When it came to coffee, I was a milk and “Sugar in the Raw” girl for a long time. Only one packet, or ideally half a packet—but that was the absolute bare minimum of crystals required to make it palatable. (Previously, I vacillated between Sweet ‘n Low and Splenda, two artificial sweeteners I was never fond of, both for their ease of overdosing on sweetness and for their potentially harmful health effects. Mostly, I disliked the flavour.)
Perhaps because I grew up in a Cheerios and air-popped popcorn household without a bowl of Cap’n Crunch or Twinkie, I was never entirely sold on Sugar in the Raw, despite its unbleached, tropical “rawness” claims and humble brown-paper-bag packaging. When I discovered it was no healthier than white sugar (and as a new natural sugar substitute gained popularity), I abandoned it as well.
Enter Stevia: a plant-based sweetener derived from a Chrysanthemum relative that grows wild in Paraguay and Brazil.

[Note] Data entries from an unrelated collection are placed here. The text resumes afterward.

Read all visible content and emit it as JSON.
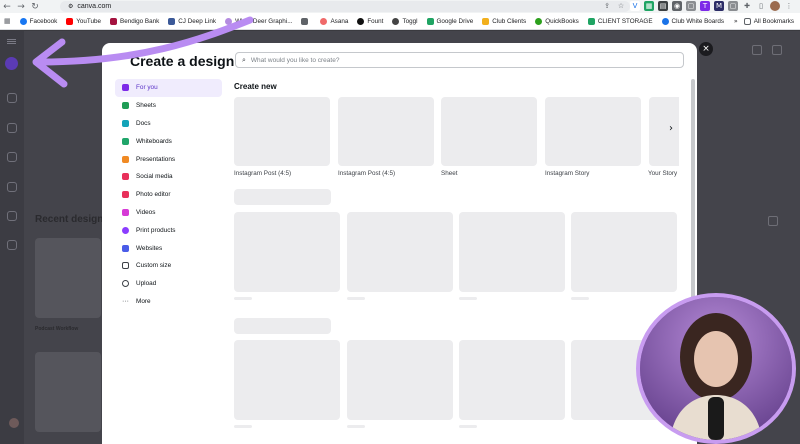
{
  "browser": {
    "url": "canva.com",
    "bookmarks": [
      {
        "label": "Facebook",
        "color": "#1877f2"
      },
      {
        "label": "YouTube",
        "color": "#ff0000"
      },
      {
        "label": "Bendigo Bank",
        "color": "#a4123f"
      },
      {
        "label": "CJ Deep Link",
        "color": "#3b5998"
      },
      {
        "label": "White Deer Graphi...",
        "color": "#b48be0"
      },
      {
        "label": "",
        "color": "#5f6368"
      },
      {
        "label": "Asana",
        "color": "#f06a6a"
      },
      {
        "label": "Fount",
        "color": "#111111"
      },
      {
        "label": "Toggl",
        "color": "#444444"
      },
      {
        "label": "Google Drive",
        "color": "#1fa463"
      },
      {
        "label": "Club Clients",
        "color": "#f2b01e"
      },
      {
        "label": "QuickBooks",
        "color": "#2ca01c"
      },
      {
        "label": "CLIENT STORAGE",
        "color": "#1fa463"
      },
      {
        "label": "Club White Boards",
        "color": "#1a73e8"
      }
    ],
    "all_bookmarks": "All Bookmarks"
  },
  "background": {
    "recent_designs": "Recent designs",
    "podcast_workflow": "Podcast Workflow"
  },
  "modal": {
    "title": "Create a design",
    "search_placeholder": "What would you like to create?",
    "nav": [
      {
        "label": "For you",
        "icon": "sparkle-icon",
        "color": "#7d2ae8"
      },
      {
        "label": "Sheets",
        "icon": "sheets-icon",
        "color": "#1f9d55"
      },
      {
        "label": "Docs",
        "icon": "docs-icon",
        "color": "#13a3b8"
      },
      {
        "label": "Whiteboards",
        "icon": "whiteboard-icon",
        "color": "#20a56a"
      },
      {
        "label": "Presentations",
        "icon": "presentation-icon",
        "color": "#f08a24"
      },
      {
        "label": "Social media",
        "icon": "social-media-icon",
        "color": "#e8305a"
      },
      {
        "label": "Photo editor",
        "icon": "photo-editor-icon",
        "color": "#e8305a"
      },
      {
        "label": "Videos",
        "icon": "video-icon",
        "color": "#d63ad6"
      },
      {
        "label": "Print products",
        "icon": "print-icon",
        "color": "#8b3dff"
      },
      {
        "label": "Websites",
        "icon": "website-icon",
        "color": "#4a5ce8"
      },
      {
        "label": "Custom size",
        "icon": "custom-size-icon",
        "color": "#3d4147"
      },
      {
        "label": "Upload",
        "icon": "upload-icon",
        "color": "#3d4147"
      },
      {
        "label": "More",
        "icon": "more-icon",
        "color": "#3d4147"
      }
    ],
    "create_new": "Create new",
    "templates": [
      {
        "label": "Instagram Post (4:5)"
      },
      {
        "label": "Instagram Post (4:5)"
      },
      {
        "label": "Sheet"
      },
      {
        "label": "Instagram Story"
      },
      {
        "label": "Your Story"
      }
    ]
  }
}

I’m in! However, after a decade of using it in my coffee, the aftertaste began to grate on my tastebuds. Additionally, I was experiencing frequent headaches. When I noticed they were bothering me on a weekly basis, I decided to eliminate Stevia to see if they improved. Indeed, they did.
What is a person to do who enjoys a cup of coffee but isn’t a fan of drinking it black (and also despises all the sweeteners) to do?
I was sceptical when my brother-in-law told me that the fats in half and half and cream could help to neutralise the bitterness of black coffee. Seriously, can boosted milk do what sugar used to do for my coffee? He was not referring to coffee creamer, which contains processed, fancy-flavored powders and liquids that can contain up to 5g of sugar per serving. He was referring to unsweetened heavy cream or half-and-half (which contains milk and cream in equal ratios).